Copy out every line in the entries below that includes "FORKI".

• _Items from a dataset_
═══

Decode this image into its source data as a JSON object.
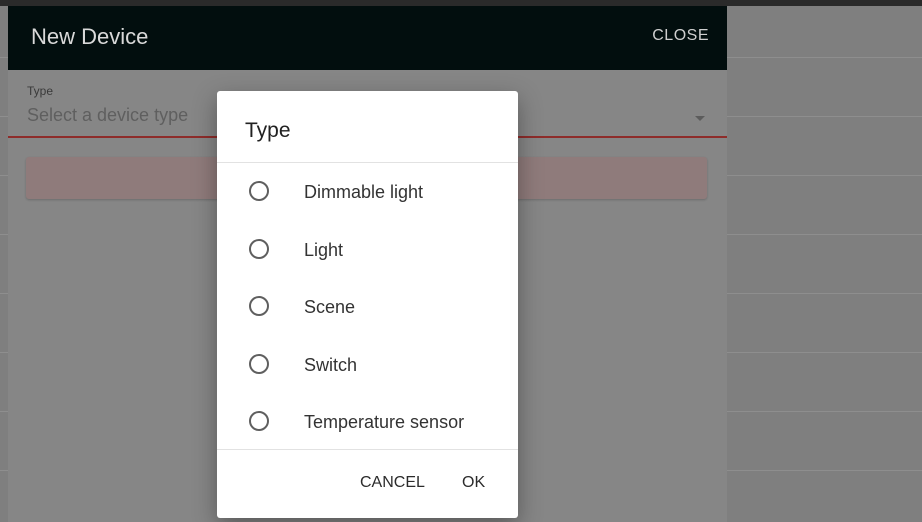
{
  "panel": {
    "title": "New Device",
    "close_label": "CLOSE"
  },
  "type_field": {
    "label": "Type",
    "placeholder": "Select a device type"
  },
  "dialog": {
    "title": "Type",
    "options": [
      {
        "label": "Dimmable light",
        "selected": false
      },
      {
        "label": "Light",
        "selected": false
      },
      {
        "label": "Scene",
        "selected": false
      },
      {
        "label": "Switch",
        "selected": false
      },
      {
        "label": "Temperature sensor",
        "selected": false
      }
    ],
    "cancel_label": "CANCEL",
    "ok_label": "OK"
  },
  "colors": {
    "header_bg": "#020e0e",
    "field_underline": "#8e2c2a",
    "error_bar": "#8f7b7b",
    "dialog_bg": "#ffffff"
  },
  "icons": {
    "dropdown": "arrow-drop-down-icon",
    "radio": "radio-unchecked-icon"
  }
}
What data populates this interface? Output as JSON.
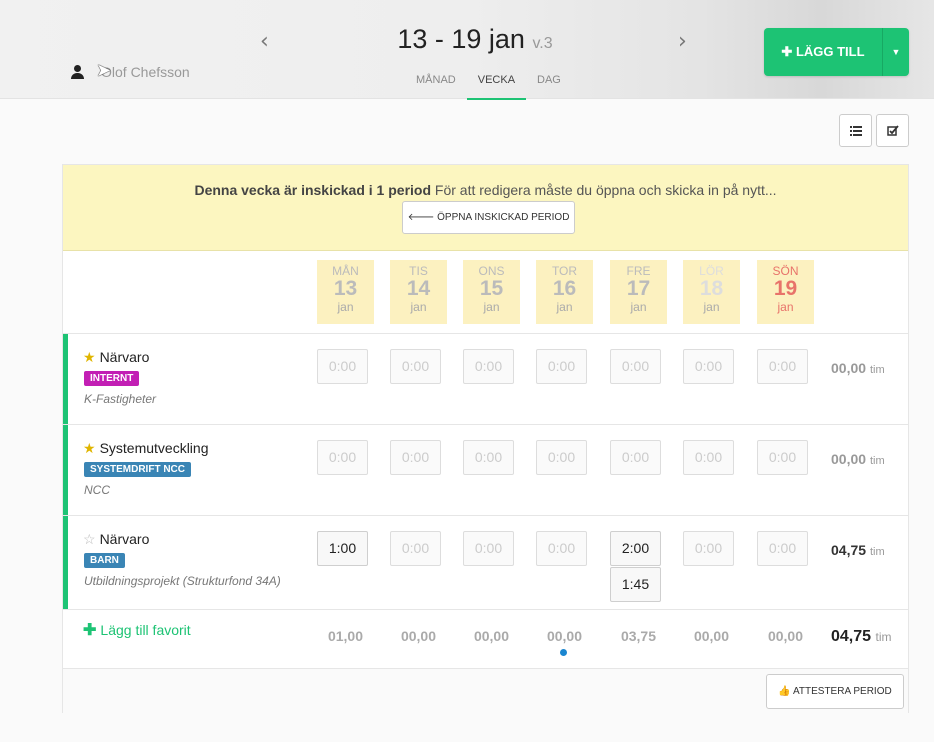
{
  "header": {
    "user_name": "Olof Chefsson",
    "prev_arrow": "‹",
    "next_arrow": "›",
    "week_title": "13 - 19 jan",
    "version": "v.3",
    "tabs": [
      "MÅNAD",
      "VECKA",
      "DAG"
    ],
    "active_tab": "VECKA",
    "add_label": "LÄGG TILL",
    "add_plus": "✚",
    "add_caret": "▼"
  },
  "toolbar": {
    "list_icon": "list-icon",
    "check_icon": "checkbox-edit-icon"
  },
  "notice": {
    "bold": "Denna vecka är inskickad i 1 period",
    "text": " För att redigera måste du öppna och skicka in på nytt...",
    "button": "🡐 ÖPPNA INSKICKAD PERIOD"
  },
  "days": [
    {
      "name": "MÅN",
      "date": "13",
      "month": "jan"
    },
    {
      "name": "TIS",
      "date": "14",
      "month": "jan"
    },
    {
      "name": "ONS",
      "date": "15",
      "month": "jan"
    },
    {
      "name": "TOR",
      "date": "16",
      "month": "jan"
    },
    {
      "name": "FRE",
      "date": "17",
      "month": "jan"
    },
    {
      "name": "LÖR",
      "date": "18",
      "month": "jan"
    },
    {
      "name": "SÖN",
      "date": "19",
      "month": "jan"
    }
  ],
  "rows": [
    {
      "name": "Närvaro",
      "starred": true,
      "tag": "INTERNT",
      "tag_color": "#c21fb4",
      "client": "K-Fastigheter",
      "cells": [
        "0:00",
        "0:00",
        "0:00",
        "0:00",
        "0:00",
        "0:00",
        "0:00"
      ],
      "total": "00,00",
      "unit": "tim"
    },
    {
      "name": "Systemutveckling",
      "starred": true,
      "tag": "SYSTEMDRIFT NCC",
      "tag_color": "#3a85b5",
      "client": "NCC",
      "cells": [
        "0:00",
        "0:00",
        "0:00",
        "0:00",
        "0:00",
        "0:00",
        "0:00"
      ],
      "total": "00,00",
      "unit": "tim"
    },
    {
      "name": "Närvaro",
      "starred": false,
      "tag": "BARN",
      "tag_color": "#3a85b5",
      "client": "Utbildningsprojekt (Strukturfond 34A)",
      "cells": [
        "1:00",
        "0:00",
        "0:00",
        "0:00",
        "2:00",
        "0:00",
        "0:00"
      ],
      "extra_cell": "1:45",
      "total": "04,75",
      "unit": "tim"
    }
  ],
  "summary": {
    "add_favorite": "Lägg till favorit",
    "day_totals": [
      "01,00",
      "00,00",
      "00,00",
      "00,00",
      "03,75",
      "00,00",
      "00,00"
    ],
    "total": "04,75",
    "unit": "tim"
  },
  "footer": {
    "attest_button": "ATTESTERA PERIOD"
  }
}
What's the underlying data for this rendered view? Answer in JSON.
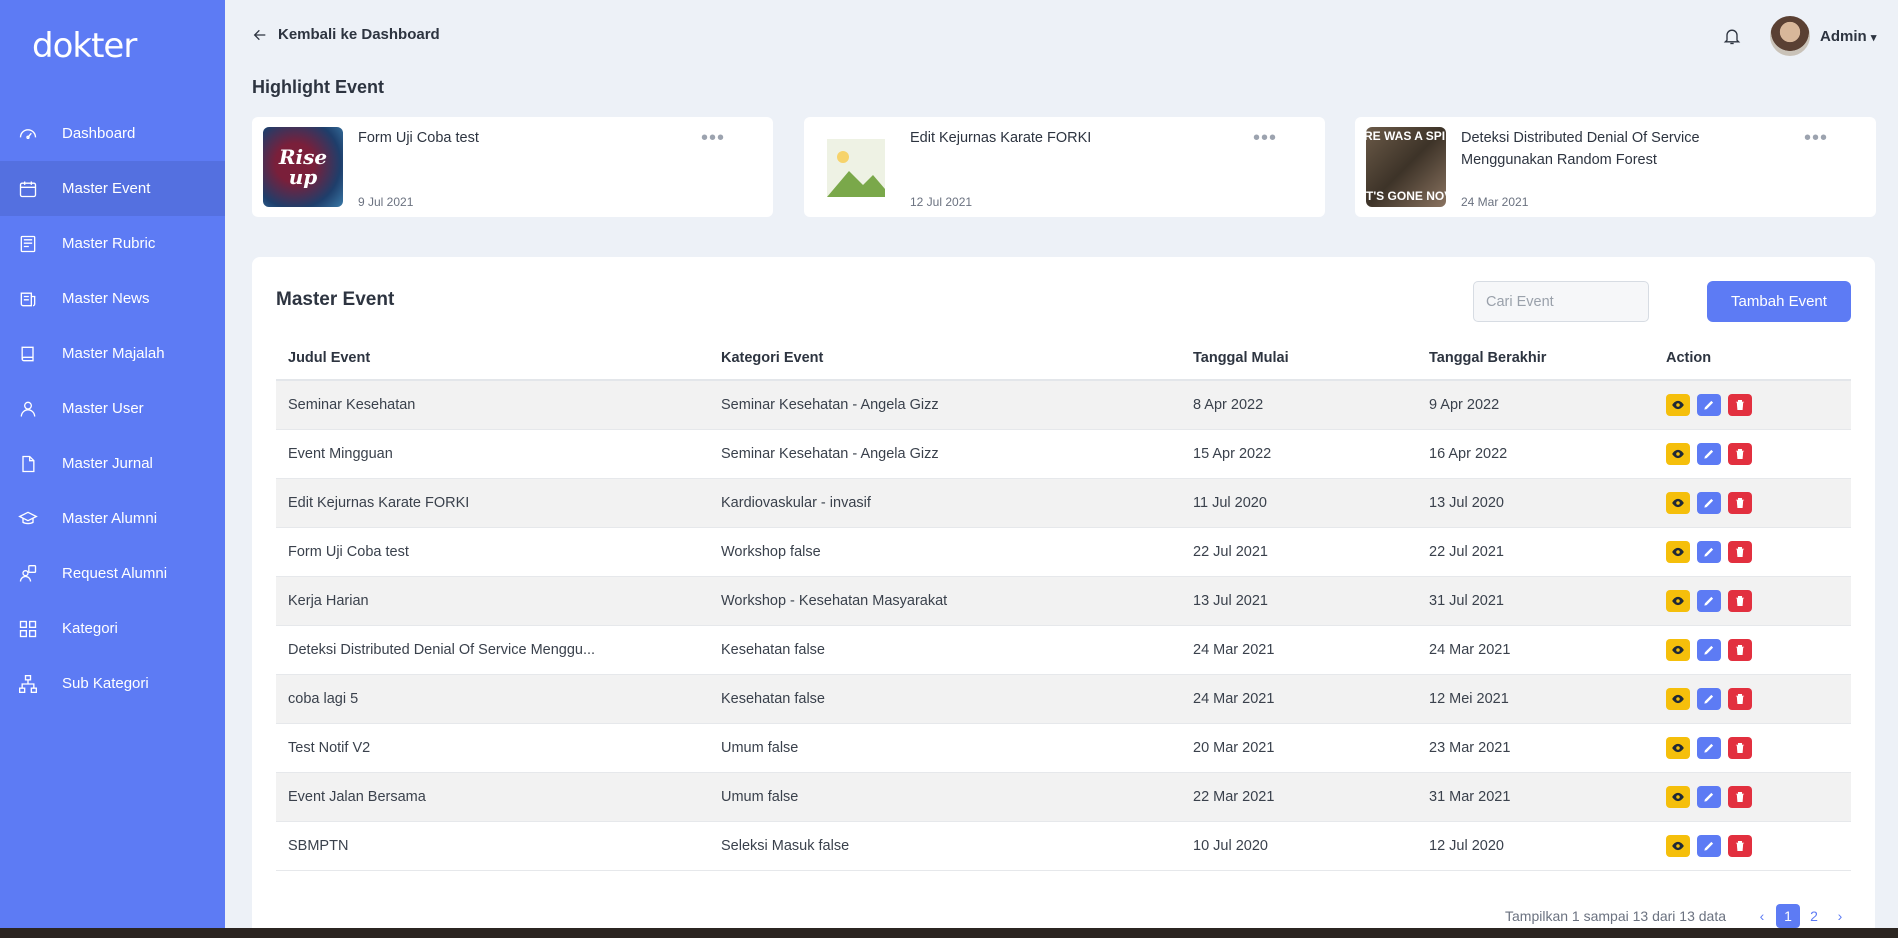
{
  "brand": {
    "logo": "dokter"
  },
  "sidebar": {
    "items": [
      {
        "label": "Dashboard",
        "icon": "dashboard-gauge-icon"
      },
      {
        "label": "Master Event",
        "icon": "calendar-icon",
        "active": true
      },
      {
        "label": "Master Rubric",
        "icon": "newspaper-icon"
      },
      {
        "label": "Master News",
        "icon": "news-icon"
      },
      {
        "label": "Master Majalah",
        "icon": "book-icon"
      },
      {
        "label": "Master User",
        "icon": "user-icon"
      },
      {
        "label": "Master Jurnal",
        "icon": "document-icon"
      },
      {
        "label": "Master Alumni",
        "icon": "graduation-cap-icon"
      },
      {
        "label": "Request Alumni",
        "icon": "user-question-icon"
      },
      {
        "label": "Kategori",
        "icon": "grid-icon"
      },
      {
        "label": "Sub Kategori",
        "icon": "sitemap-icon"
      }
    ]
  },
  "topbar": {
    "back_label": "Kembali ke Dashboard",
    "user_name": "Admin"
  },
  "highlight": {
    "title": "Highlight Event",
    "cards": [
      {
        "name": "Form Uji Coba test",
        "date": "9 Jul 2021",
        "thumb_text": "Rise up"
      },
      {
        "name": "Edit Kejurnas Karate FORKI",
        "date": "12 Jul 2021",
        "thumb_text": ""
      },
      {
        "name": "Deteksi Distributed Denial Of Service Menggunakan Random Forest",
        "date": "24 Mar 2021",
        "thumb_text_top": "RE WAS A SPI",
        "thumb_text_bottom": "T'S GONE NOV"
      }
    ]
  },
  "master": {
    "title": "Master Event",
    "search_placeholder": "Cari Event",
    "add_button": "Tambah Event",
    "columns": [
      "Judul Event",
      "Kategori Event",
      "Tanggal Mulai",
      "Tanggal Berakhir",
      "Action"
    ],
    "rows": [
      [
        "Seminar Kesehatan",
        "Seminar Kesehatan - Angela Gizz",
        "8 Apr 2022",
        "9 Apr 2022"
      ],
      [
        "Event Mingguan",
        "Seminar Kesehatan - Angela Gizz",
        "15 Apr 2022",
        "16 Apr 2022"
      ],
      [
        "Edit Kejurnas Karate FORKI",
        "Kardiovaskular - invasif",
        "11 Jul 2020",
        "13 Jul 2020"
      ],
      [
        "Form Uji Coba test",
        "Workshop false",
        "22 Jul 2021",
        "22 Jul 2021"
      ],
      [
        "Kerja Harian",
        "Workshop - Kesehatan Masyarakat",
        "13 Jul 2021",
        "31 Jul 2021"
      ],
      [
        "Deteksi Distributed Denial Of Service Menggu...",
        "Kesehatan false",
        "24 Mar 2021",
        "24 Mar 2021"
      ],
      [
        "coba lagi 5",
        "Kesehatan false",
        "24 Mar 2021",
        "12 Mei 2021"
      ],
      [
        "Test Notif V2",
        "Umum false",
        "20 Mar 2021",
        "23 Mar 2021"
      ],
      [
        "Event Jalan Bersama",
        "Umum false",
        "22 Mar 2021",
        "31 Mar 2021"
      ],
      [
        "SBMPTN",
        "Seleksi Masuk false",
        "10 Jul 2020",
        "12 Jul 2020"
      ]
    ],
    "pagination": {
      "info": "Tampilkan 1 sampai 13 dari 13 data",
      "pages": [
        "1",
        "2"
      ],
      "current": "1"
    }
  },
  "colors": {
    "primary": "#5d7bf4",
    "view": "#f5bf0b",
    "delete": "#e2303f",
    "background": "#edf1f7"
  }
}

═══

• _Task response_
        "name": "Edit Kejurnas Karate FORKI",
        "Edit Kejurnas Karate FORKI",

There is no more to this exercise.